[Records from a collection]

****

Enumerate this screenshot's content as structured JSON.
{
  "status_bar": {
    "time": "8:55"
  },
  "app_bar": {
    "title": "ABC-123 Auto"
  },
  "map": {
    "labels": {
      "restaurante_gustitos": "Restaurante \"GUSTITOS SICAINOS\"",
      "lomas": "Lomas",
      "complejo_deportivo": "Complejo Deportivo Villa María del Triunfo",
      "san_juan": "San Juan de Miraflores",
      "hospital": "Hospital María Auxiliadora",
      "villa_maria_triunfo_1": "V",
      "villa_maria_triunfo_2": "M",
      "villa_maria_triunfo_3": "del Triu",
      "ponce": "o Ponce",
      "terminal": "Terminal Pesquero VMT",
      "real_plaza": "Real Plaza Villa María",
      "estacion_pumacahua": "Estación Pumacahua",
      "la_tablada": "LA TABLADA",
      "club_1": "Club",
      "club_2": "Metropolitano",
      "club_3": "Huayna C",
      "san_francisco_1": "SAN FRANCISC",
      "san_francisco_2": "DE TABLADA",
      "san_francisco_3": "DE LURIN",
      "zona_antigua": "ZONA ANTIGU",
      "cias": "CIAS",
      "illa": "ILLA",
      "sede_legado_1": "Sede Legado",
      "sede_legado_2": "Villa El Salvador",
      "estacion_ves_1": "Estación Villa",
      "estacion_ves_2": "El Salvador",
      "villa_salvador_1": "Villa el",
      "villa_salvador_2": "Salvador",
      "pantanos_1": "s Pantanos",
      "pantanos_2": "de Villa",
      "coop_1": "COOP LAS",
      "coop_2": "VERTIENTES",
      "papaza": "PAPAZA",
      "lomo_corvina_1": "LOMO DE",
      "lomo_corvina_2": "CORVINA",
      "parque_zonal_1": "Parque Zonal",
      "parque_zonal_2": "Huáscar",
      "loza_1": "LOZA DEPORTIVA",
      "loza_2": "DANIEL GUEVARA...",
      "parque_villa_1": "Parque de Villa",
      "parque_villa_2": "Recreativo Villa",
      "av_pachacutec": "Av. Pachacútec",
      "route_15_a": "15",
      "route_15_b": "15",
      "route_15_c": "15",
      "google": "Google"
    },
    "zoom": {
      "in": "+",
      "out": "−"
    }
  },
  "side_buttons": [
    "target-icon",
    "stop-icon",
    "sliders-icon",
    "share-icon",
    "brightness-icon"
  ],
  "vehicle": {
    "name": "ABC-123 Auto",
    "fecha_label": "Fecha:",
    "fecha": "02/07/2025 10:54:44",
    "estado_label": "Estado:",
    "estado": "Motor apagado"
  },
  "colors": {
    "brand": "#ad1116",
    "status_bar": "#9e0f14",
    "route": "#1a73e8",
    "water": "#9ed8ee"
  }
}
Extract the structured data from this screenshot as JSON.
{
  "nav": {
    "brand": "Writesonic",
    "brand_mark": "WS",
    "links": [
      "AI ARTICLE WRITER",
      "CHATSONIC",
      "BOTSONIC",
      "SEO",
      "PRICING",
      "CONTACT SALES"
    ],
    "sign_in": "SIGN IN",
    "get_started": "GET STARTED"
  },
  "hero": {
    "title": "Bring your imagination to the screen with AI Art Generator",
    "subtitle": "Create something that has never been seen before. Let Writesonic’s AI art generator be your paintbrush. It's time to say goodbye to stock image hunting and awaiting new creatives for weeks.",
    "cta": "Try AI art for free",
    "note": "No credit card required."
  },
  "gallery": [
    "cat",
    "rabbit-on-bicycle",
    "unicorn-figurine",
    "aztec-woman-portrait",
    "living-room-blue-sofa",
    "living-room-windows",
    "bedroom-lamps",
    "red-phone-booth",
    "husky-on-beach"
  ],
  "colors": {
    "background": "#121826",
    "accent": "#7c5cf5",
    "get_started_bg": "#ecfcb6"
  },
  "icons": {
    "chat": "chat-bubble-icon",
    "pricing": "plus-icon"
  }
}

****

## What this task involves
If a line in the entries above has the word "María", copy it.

## Solved problem
      "complejo_deportivo": "Complejo Deportivo Villa María del Triunfo",
      "hospital": "Hospital María Auxiliadora",
      "real_plaza": "Real Plaza Villa María",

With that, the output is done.